The question of whether to attempt to sell the municipal golf course is likely to be raised during the May 2022 election after a divided Devine City Council approved moving forward with putting the issue on the ballot at a Special meeting held last Tuesday, August 10.
The last day to order a General Election or a Special Election on a measure in the upcoming November election was Monday, Aug. 16.
District 3 Councilman David Espinosa emphasized that the election would just be to gauge public opinion on the issue.
“It’s not that we’re selling it already, we just want to have an idea,” Espinosa said.
Other Council members shared their thoughts and feedback gathered from their constituents since discussion about the prospect of the sale was postponed at a meeting in June.
District 1 Councilman Rufino “Flipper” Vega said his district was split “fifty-fifty right now,” while District 2 Councilwoman Angela Pichardo said that the land was an asset.
“And it was a gifted golf course to the citizens of Devine, and I believe it should stay that way,” Pichardo said.
District 5 Councilwoman Debra Randall said that though her constituents had “calmed down” since the June meeting, they still wanted the golf course sold with deed restrictions.
“They don’t want it sold just so it’s built on,” Randall said. “It would have to have deed restrictions. That’s what District 5 says.”
District 4 Councilwoman Kathy Lawler said that the people she spoke to felt uninformed.
“The people I talked to didn’t think they had enough information about what the golf course is worth,” Lawler said. “So I think we need to get more information out so they understand it.”
Mayor Cory Thompson said that the City wouldn’t know what the course is worth unless citizens vote to sell it.
“Then we actually go ahead and spend the money, because it’s going to take money, to get the appraisals done that we have to get done,” Thompson said.
City Attorney Tom Cate confirmed that Council will not be bound by the results of the election, and that if bids on the course don’t meet City requirements, the City does not have to sell it.
“The last time we were here, there were quite a few people in the audience that said they want deed restrictions, [that] if we sell the property it’s always going to be used as a golf course,” Cate said. “So that’s going to restrict a lot of interest, in my opinion, because [bidders] are going to have to have a golf course.”
A Vega-Espinosa motion to put the sale of the golf course on the ballot, most likely in May, passed 4-1 over Pichardo’s objection.

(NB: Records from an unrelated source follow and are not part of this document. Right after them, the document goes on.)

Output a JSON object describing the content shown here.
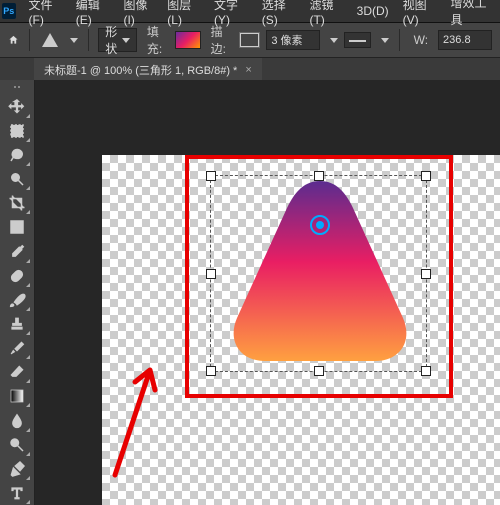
{
  "app_logo": "Ps",
  "menus": [
    "文件(F)",
    "编辑(E)",
    "图像(I)",
    "图层(L)",
    "文字(Y)",
    "选择(S)",
    "滤镜(T)",
    "3D(D)",
    "视图(V)",
    "增效工具"
  ],
  "options": {
    "tool_mode": "形状",
    "fill_label": "填充:",
    "stroke_label": "描边:",
    "stroke_width": "3 像素",
    "width_label": "W:",
    "width_value": "236.8"
  },
  "tab": {
    "title": "未标题-1 @ 100% (三角形 1, RGB/8#) *",
    "close": "×"
  },
  "tools": [
    "move",
    "marquee",
    "lasso",
    "wand",
    "crop",
    "frame",
    "eyedropper",
    "heal",
    "brush",
    "stamp",
    "history",
    "eraser",
    "gradient",
    "blur",
    "dodge",
    "pen",
    "type"
  ]
}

For more on the golf course, see separate article in this edition about the price of the clubhouse renovation closing in on $500,000.
The next Council meeting was scheduled for press night on Tuesday, Aug. 17.
By Marly Davis